After lunch it began to drizzle, so we decided to sit in the Bittern hide for a while. We were entertained by a sleeping Fox and a close Cetti's Warbler before a Bittern was called flying over the reedbed. A Sparrowhawk and ten minutes later it was my turn to find one, watching it climb up the reeds, stick its neck upwards in a snake-like fashion before launching into flight. The trip ended on a good note, as a volunteer warden spotted the 1st-summer Purple Heron that has been hanging around, fly up out of the reeds. It appeared to be chased by an adult Grey Heron, giving us good comparison views as it flew through 60 degrees before dropping back down into the reeds.

Orchids & Insects

31st May 2010

About this time last year I remember reading Connor's Blog and seeing some great pictures of Military Orchids. I thought "ooh I'll go and see those", only to find out that the reserve only opens once a year. Nonetheless I remembered, and this year dad agreed to drive me there. The omens weren't good, it rained early on, and the thick cloud cover was bad for photography. The bright side is that the poor light is a great excuse for hundreds of out-of-focus pictures. My best effort is below, for some better ones check here. Incidentally the open day is usually on the second May Bank Holiday, however next year it is proposed to be Saturday 28th May. It's probably best to check with the Forestry Comission nearer the time if you plan to go.
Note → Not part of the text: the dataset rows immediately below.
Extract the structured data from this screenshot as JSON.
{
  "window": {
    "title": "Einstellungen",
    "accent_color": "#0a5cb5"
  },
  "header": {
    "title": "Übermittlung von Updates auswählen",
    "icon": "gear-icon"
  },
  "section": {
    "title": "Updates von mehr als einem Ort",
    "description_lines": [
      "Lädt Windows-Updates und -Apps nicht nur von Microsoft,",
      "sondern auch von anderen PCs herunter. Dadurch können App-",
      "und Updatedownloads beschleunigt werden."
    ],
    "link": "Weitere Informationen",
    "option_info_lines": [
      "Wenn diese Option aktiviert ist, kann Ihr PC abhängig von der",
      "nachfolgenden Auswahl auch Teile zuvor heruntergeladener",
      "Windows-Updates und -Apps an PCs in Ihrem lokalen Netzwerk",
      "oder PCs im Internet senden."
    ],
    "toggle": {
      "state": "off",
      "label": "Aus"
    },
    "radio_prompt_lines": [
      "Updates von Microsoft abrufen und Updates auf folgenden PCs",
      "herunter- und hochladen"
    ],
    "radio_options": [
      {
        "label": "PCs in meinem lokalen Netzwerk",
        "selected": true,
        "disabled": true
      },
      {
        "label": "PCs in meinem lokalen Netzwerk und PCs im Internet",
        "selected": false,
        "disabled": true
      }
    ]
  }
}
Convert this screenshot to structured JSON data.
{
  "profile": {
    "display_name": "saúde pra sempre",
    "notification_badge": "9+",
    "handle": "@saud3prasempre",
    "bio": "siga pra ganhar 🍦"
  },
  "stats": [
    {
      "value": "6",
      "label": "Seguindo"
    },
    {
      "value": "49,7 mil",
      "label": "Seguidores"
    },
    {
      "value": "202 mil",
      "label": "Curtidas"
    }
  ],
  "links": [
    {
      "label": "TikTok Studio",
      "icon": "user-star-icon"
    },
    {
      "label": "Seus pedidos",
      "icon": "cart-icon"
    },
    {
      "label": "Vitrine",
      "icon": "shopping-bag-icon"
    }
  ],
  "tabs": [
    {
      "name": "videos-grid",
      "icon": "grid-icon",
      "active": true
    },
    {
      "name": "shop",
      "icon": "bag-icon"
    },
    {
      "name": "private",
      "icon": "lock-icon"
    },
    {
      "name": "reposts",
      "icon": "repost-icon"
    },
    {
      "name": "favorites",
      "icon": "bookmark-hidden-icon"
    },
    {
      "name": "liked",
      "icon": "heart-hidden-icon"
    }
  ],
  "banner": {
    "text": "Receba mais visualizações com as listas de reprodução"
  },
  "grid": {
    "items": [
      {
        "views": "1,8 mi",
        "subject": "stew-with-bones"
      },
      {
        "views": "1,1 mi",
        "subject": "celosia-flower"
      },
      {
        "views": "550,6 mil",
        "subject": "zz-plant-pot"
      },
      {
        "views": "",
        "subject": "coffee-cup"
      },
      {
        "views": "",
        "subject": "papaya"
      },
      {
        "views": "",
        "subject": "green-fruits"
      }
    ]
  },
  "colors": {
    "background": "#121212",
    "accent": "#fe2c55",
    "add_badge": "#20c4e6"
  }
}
After lunch I optimistically wanted to look for butterflies. We didn't really see many. However all was not lost, with my first Scarce Chaser dragonfly, and two day-flying moths, Mother Shipton and Burnet Companion.